For holiday giftitude this year, I decided to only get people exactly what they wanted. Often I spend a lot of time thinking of something [that I think is] cool and unusual that totally goes with someone’s interests. But the thing is, everyone gets a lot of gifts. Not only is there Christmas and Hanukkah but there are a tremendous amount of end-of-year birthdays within my closest and mostest. And the thing I thought of was probably fine, but it wasn’t something they said they wanted, it was just something that kind of goes with them.

In the past I have also made socks for people. Because, well, even if socks don’t necessarily ‘go with your interests’ as such, I still think someone spending time to make you something nice by hand is a good gift. One reason I like to make people socks as gifts is because it means I was thinking of them, and spending my time producing something that is especially for them. To me, it’s meaningful.

I am still going this route in one direction; possibly two. But for everyone else, this year is the ‘just pick something off the list and buy it’ year.

This may sound a touch cynical and easy-way-outish. Well, it sort of is. I am making myself an easy holiday after all the travelling and moving and jobhunting and so on. But if there are Amazon wish lists out there, and there are HBC registries, and they have on them things that people said they wanted, well, why not point and click? You said you wanted it; here it is.

Then, quite recently, my dad threw a spanner in the works. When are you going to do me another pair of socks, then?

So my dad would really actually like - he said he wants - a pair of socks. A week and a half ago, I decided I would just about have time to squeeze in making a pair and mailing them.

This, friends, is lovely yarn. Look at it. I absolutely knew it was going to self-stripe in an interesting colourway and pattern. It’s Gawayn and the Green Knight foresty – pine foresty, the dark green and silver-grey-blue of evergreens and mythology.

And lo, the silver-blue behaves and interacts very nicely with some of the other blended colours, interleaving row by row. Pleasing.

Then suddenly, this arresting weird-ass pooling effect with the dark green. What the hell?

It doesn’t get better.

I did not sign up for making socks with a map of farking New Zealand on them. I hated it more and more as I went along. I wondered if it would work differently if I had knitted it pulling the yarn from the inside of the ball rather than from the outside, but deadline knitting is no time to be experimenting in that way. I had to get these in the post, pronto. I decided the Pooling New Zealand of No Apparent Reasondom could go at the back and down the heel, where it would be covered by trouser, and carried on.

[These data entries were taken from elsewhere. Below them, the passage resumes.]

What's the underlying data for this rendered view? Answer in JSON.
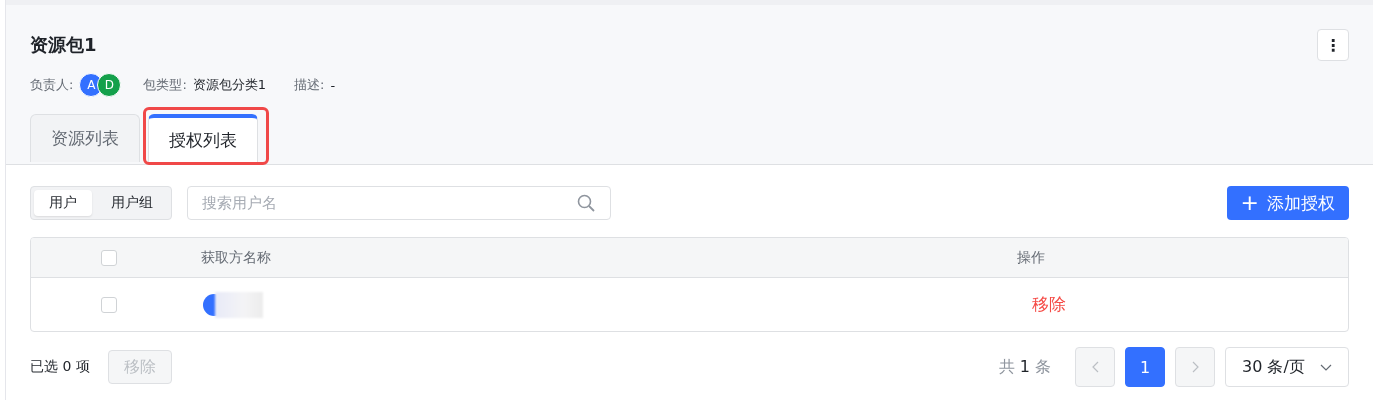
{
  "header": {
    "title": "资源包1",
    "more_icon": "⋮",
    "meta": [
      {
        "kind": "owners",
        "label": "负责人:",
        "avatars": [
          {
            "letter": "A",
            "color": "#3370ff"
          },
          {
            "letter": "D",
            "color": "#14a04b"
          }
        ]
      },
      {
        "kind": "text",
        "label": "包类型:",
        "value": "资源包分类1"
      },
      {
        "kind": "text",
        "label": "描述:",
        "value": "-"
      }
    ]
  },
  "tabs": [
    {
      "label": "资源列表",
      "selected": false
    },
    {
      "label": "授权列表",
      "selected": true,
      "highlighted": true
    }
  ],
  "toolbar": {
    "segments": [
      {
        "label": "用户",
        "selected": true
      },
      {
        "label": "用户组",
        "selected": false
      }
    ],
    "search": {
      "placeholder": "搜索用户名"
    },
    "add_button": {
      "icon": "+",
      "label": "添加授权"
    }
  },
  "table": {
    "header_checked": false,
    "columns": [
      "获取方名称",
      "操作"
    ],
    "rows": [
      {
        "checked": false,
        "color": "#3370ff",
        "action": "移除"
      }
    ]
  },
  "footer": {
    "selected_count": "已选 0 项",
    "remove_button": {
      "label": "移除",
      "disabled": true
    },
    "total": {
      "prefix": "共",
      "count": "1",
      "suffix": "条"
    },
    "pages": [
      {
        "label": "1",
        "selected": true
      }
    ],
    "page_size": "30 条/页"
  }
}
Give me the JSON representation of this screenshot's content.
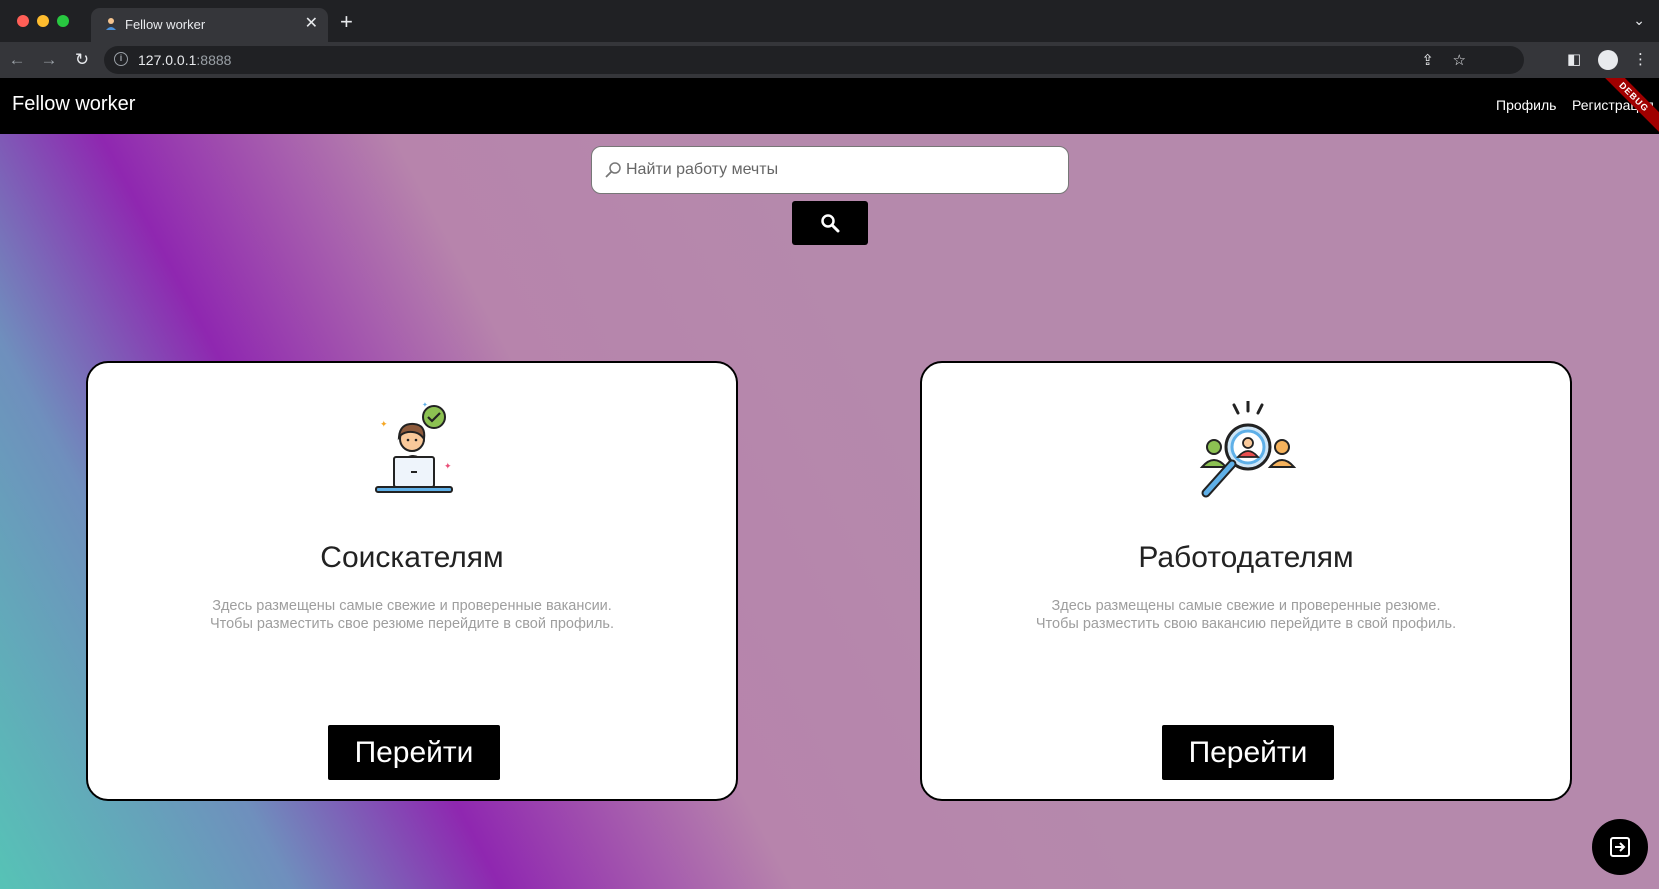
{
  "browser": {
    "tab_title": "Fellow worker",
    "url_host": "127.0.0.1",
    "url_port": ":8888"
  },
  "appbar": {
    "title": "Fellow worker",
    "nav_profile": "Профиль",
    "nav_register": "Регистрация",
    "debug_banner": "DEBUG"
  },
  "search": {
    "placeholder": "Найти работу мечты"
  },
  "cards": [
    {
      "title": "Соискателям",
      "description": "Здесь размещены самые свежие и проверенные вакансии.\nЧтобы разместить свое резюме перейдите в свой профиль.",
      "button": "Перейти",
      "icon": "job-seeker-laptop-icon"
    },
    {
      "title": "Работодателям",
      "description": "Здесь размещены самые свежие и проверенные резюме.\nЧтобы разместить свою вакансию перейдите в свой профиль.",
      "button": "Перейти",
      "icon": "magnifier-people-icon"
    }
  ],
  "fab": {
    "icon": "logout-icon"
  },
  "colors": {
    "appbar": "#000000",
    "card_bg": "#ffffff",
    "gradient_teal": "#56c3b6",
    "gradient_purple": "#8f27b0",
    "gradient_mauve": "#b589ac"
  }
}
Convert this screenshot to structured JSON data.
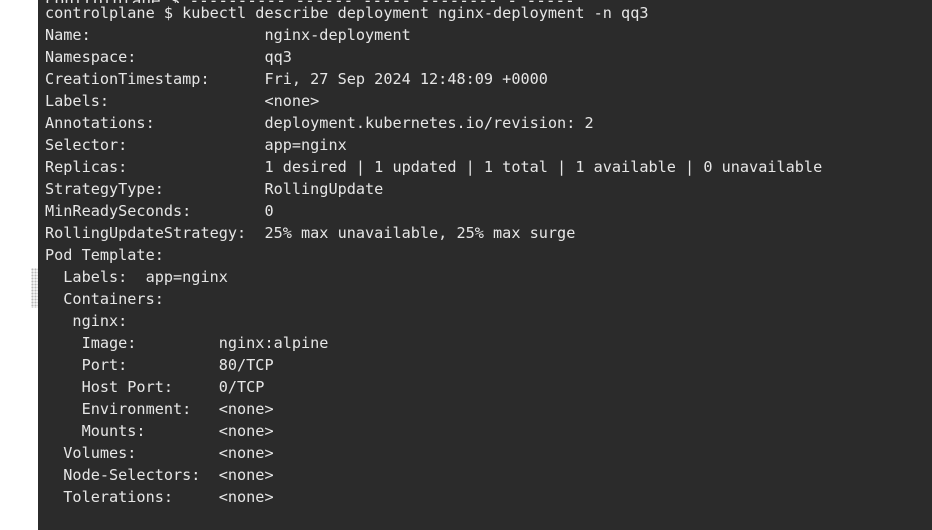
{
  "terminal": {
    "lines": [
      "controlplane $ kubectl describe deployment nginx-deployment -n qq3",
      "Name:                   nginx-deployment",
      "Namespace:              qq3",
      "CreationTimestamp:      Fri, 27 Sep 2024 12:48:09 +0000",
      "Labels:                 <none>",
      "Annotations:            deployment.kubernetes.io/revision: 2",
      "Selector:               app=nginx",
      "Replicas:               1 desired | 1 updated | 1 total | 1 available | 0 unavailable",
      "StrategyType:           RollingUpdate",
      "MinReadySeconds:        0",
      "RollingUpdateStrategy:  25% max unavailable, 25% max surge",
      "Pod Template:",
      "  Labels:  app=nginx",
      "  Containers:",
      "   nginx:",
      "    Image:         nginx:alpine",
      "    Port:          80/TCP",
      "    Host Port:     0/TCP",
      "    Environment:   <none>",
      "    Mounts:        <none>",
      "  Volumes:         <none>",
      "  Node-Selectors:  <none>",
      "  Tolerations:     <none>"
    ]
  }
}
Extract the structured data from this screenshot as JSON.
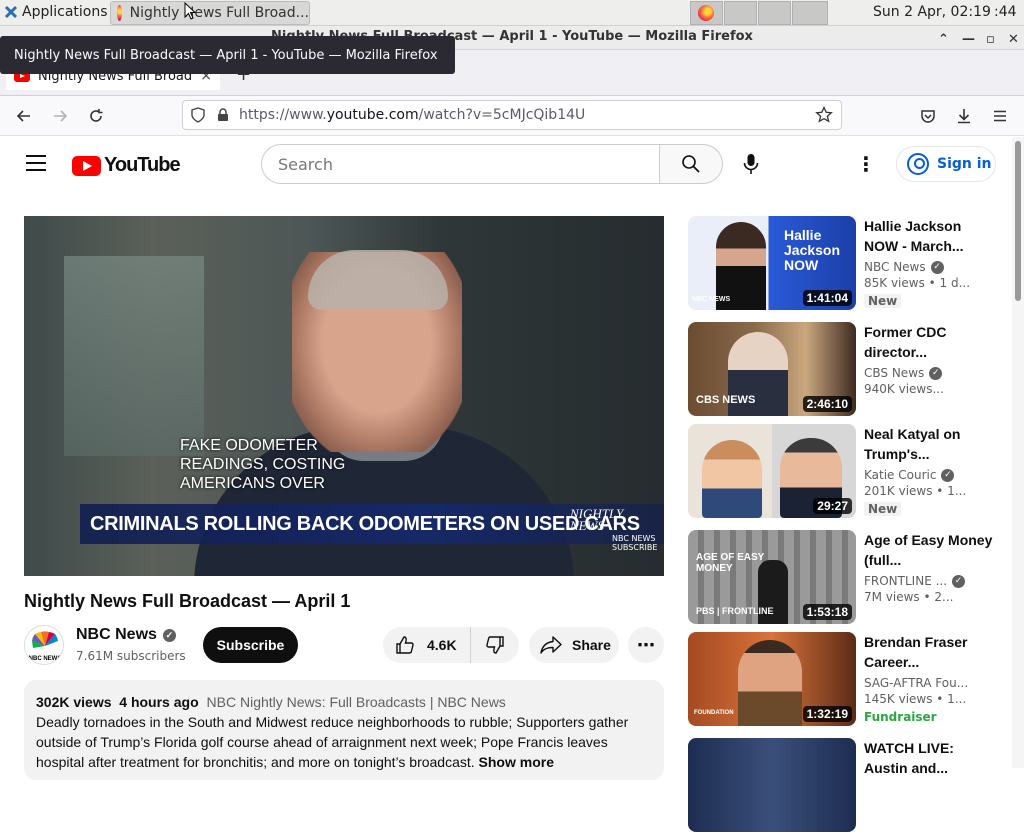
{
  "taskbar": {
    "apps_label": "Applications",
    "task_title": "Nightly News Full Broad...",
    "clock": "Sun  2 Apr, 02:19",
    "seconds": ":44"
  },
  "window": {
    "title": "Nightly News Full Broadcast — April 1 - YouTube — Mozilla Firefox"
  },
  "tooltip": {
    "text": "Nightly News Full Broadcast — April 1 - YouTube — Mozilla Firefox"
  },
  "tabs": [
    {
      "title": "Nightly News Full Broadc",
      "close": "×"
    }
  ],
  "newtab_label": "+",
  "urlbar": {
    "prefix": "https://www.",
    "domain": "youtube.com",
    "path": "/watch?v=5cMJcQib14U"
  },
  "youtube": {
    "logo_text": "YouTube",
    "search_placeholder": "Search",
    "signin_label": "Sign in"
  },
  "video": {
    "caption_lines": [
      "FAKE ODOMETER",
      "READINGS, COSTING",
      "AMERICANS OVER"
    ],
    "lower_third": "CRIMINALS ROLLING BACK ODOMETERS ON USED CARS",
    "watermark_line1": "NIGHTLY",
    "watermark_line2": "NEWS",
    "subscribe_line1": "NBC NEWS",
    "subscribe_line2": "SUBSCRIBE",
    "title": "Nightly News Full Broadcast — April 1"
  },
  "channel": {
    "name": "NBC News",
    "subscribers": "7.61M subscribers",
    "subscribe_label": "Subscribe",
    "likes": "4.6K",
    "share_label": "Share",
    "avatar_text": "NBC NEWS"
  },
  "description": {
    "views": "302K views",
    "age": "4 hours ago",
    "tags": "NBC Nightly News: Full Broadcasts | NBC News",
    "text": "Deadly tornadoes in the South and Midwest reduce neighborhoods to rubble; Supporters gather outside of Trump’s Florida golf course ahead of arraignment next week; Pope Francis leaves hospital after treatment for bronchitis; and more on tonight’s broadcast.",
    "show_more": "Show more"
  },
  "recommendations": [
    {
      "title": "Hallie Jackson NOW - March...",
      "channel": "NBC News",
      "verified": true,
      "meta": "85K views  • 1 d...",
      "badge": "New",
      "duration": "1:41:04",
      "thumb_text": "Hallie Jackson NOW",
      "thumb_logo": "NBC NEWS"
    },
    {
      "title": "Former CDC director...",
      "channel": "CBS News",
      "verified": true,
      "meta": "940K views...",
      "badge": "",
      "duration": "2:46:10",
      "thumb_text": "",
      "thumb_logo": "CBS NEWS"
    },
    {
      "title": "Neal Katyal on Trump's...",
      "channel": "Katie Couric",
      "verified": true,
      "meta": "201K views  • 1...",
      "badge": "New",
      "duration": "29:27",
      "thumb_text": "",
      "thumb_logo": ""
    },
    {
      "title": "Age of Easy Money (full...",
      "channel": "FRONTLINE ...",
      "verified": true,
      "meta": "7M views  • 2...",
      "badge": "",
      "duration": "1:53:18",
      "thumb_text": "AGE OF EASY MONEY",
      "thumb_logo": "PBS | FRONTLINE"
    },
    {
      "title": "Brendan Fraser Career...",
      "channel": "SAG-AFTRA Fou...",
      "verified": false,
      "meta": "145K views  • 1...",
      "badge": "Fundraiser",
      "duration": "1:32:19",
      "thumb_text": "",
      "thumb_logo": "FOUNDATION"
    },
    {
      "title": "WATCH LIVE: Austin and...",
      "channel": "",
      "verified": false,
      "meta": "",
      "badge": "",
      "duration": "",
      "thumb_text": "",
      "thumb_logo": ""
    }
  ]
}
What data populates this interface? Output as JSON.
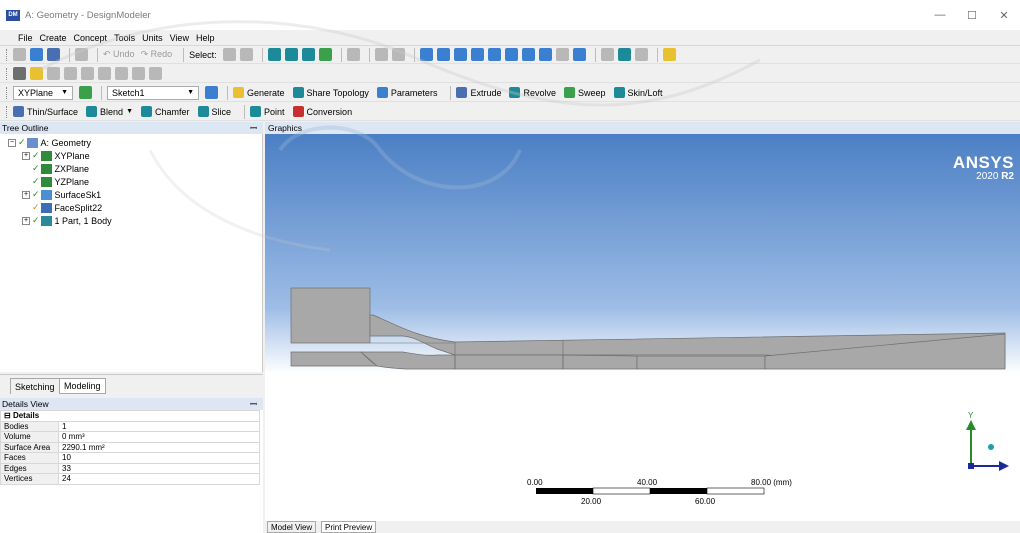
{
  "window": {
    "title": "A: Geometry - DesignModeler",
    "logo_text": "DM",
    "controls": [
      "—",
      "☐",
      "✕"
    ]
  },
  "menu": [
    "File",
    "Create",
    "Concept",
    "Tools",
    "Units",
    "View",
    "Help"
  ],
  "toolbar1": {
    "undo_label": "Undo",
    "redo_label": "Redo",
    "select_label": "Select:"
  },
  "toolbar3": {
    "plane_value": "XYPlane",
    "sketch_value": "Sketch1",
    "generate_label": "Generate",
    "share_topology_label": "Share Topology",
    "parameters_label": "Parameters",
    "extrude_label": "Extrude",
    "revolve_label": "Revolve",
    "sweep_label": "Sweep",
    "skinloft_label": "Skin/Loft"
  },
  "toolbar4": {
    "thinsurface_label": "Thin/Surface",
    "blend_label": "Blend",
    "chamfer_label": "Chamfer",
    "slice_label": "Slice",
    "point_label": "Point",
    "conversion_label": "Conversion"
  },
  "tree": {
    "header": "Tree Outline",
    "pin": "ꟷ",
    "items": [
      {
        "label": "A: Geometry",
        "icon": "geometry-icon"
      },
      {
        "label": "XYPlane",
        "icon": "plane-icon"
      },
      {
        "label": "ZXPlane",
        "icon": "plane-icon"
      },
      {
        "label": "YZPlane",
        "icon": "plane-icon"
      },
      {
        "label": "SurfaceSk1",
        "icon": "surface-sketch-icon"
      },
      {
        "label": "FaceSplit22",
        "icon": "face-split-icon"
      },
      {
        "label": "1 Part, 1 Body",
        "icon": "part-body-icon"
      }
    ]
  },
  "panel_tabs": [
    "Sketching",
    "Modeling"
  ],
  "details": {
    "header": "Details View",
    "section": "Details",
    "rows": [
      {
        "key": "Bodies",
        "value": "1"
      },
      {
        "key": "Volume",
        "value": "0 mm³"
      },
      {
        "key": "Surface Area",
        "value": "2290.1 mm²"
      },
      {
        "key": "Faces",
        "value": "10"
      },
      {
        "key": "Edges",
        "value": "33"
      },
      {
        "key": "Vertices",
        "value": "24"
      }
    ]
  },
  "graphics": {
    "header": "Graphics",
    "brand": "ANSYS",
    "version_prefix": "2020",
    "version_suffix": "R2",
    "axis_label": "Y",
    "scale_top": [
      "0.00",
      "40.00",
      "80.00 (mm)"
    ],
    "scale_bottom": [
      "20.00",
      "60.00"
    ]
  },
  "bottom_tabs": [
    "Model View",
    "Print Preview"
  ],
  "colors": {
    "graphics_top": "#4b7fc4",
    "body_fill": "#a8a8a8",
    "panel_header": "#dde6f3"
  }
}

When I got to the foot, it did this:

So now the well-behaved interleavery of the smoky silvergrey with the other evergreen forest colours was pooling to make a new zigzag stripe – a New Zealand in negative, if you will, and right on the top of the foot – in colours pulled straight from my sister’s bedroom decor circa 1987: pale grey with dusty rose, lavender and powder blue accents.

None of which features in my dad’s favourite colour schemes, for socks or anything else. None of which is part of any legendary evergreen forests of yore. And all of which combine with the original New Zealand effect for a yin yang of Ugly As Sin.

I have two balls of this yarn, so my final bid to unbugger up this sock was to add in the new ball, knitting one round in the first yarn and one in the second, to try to break up the pooling. Break up the pooling it did, but it also gave me a random pattern last seen on the screen of my Atari computer during the 20 minute burr-burrr-burrr session it underwent while loading the Sammy the Sea Serpent game from a cassette tape.

I unambiguously hate this sock. I thought it was going to be lovely, and it’s ugly. It’s taken a lot of hours, and everything about it is off. I don’t even slightly want to give this to my dad for Christmas. I definitely don’t want to carry on, and finish it, and then waste even more hours making a second that is equally hideous. There is nothing to like about either the process or the product.

Emergency socks are on the go. There’s still time.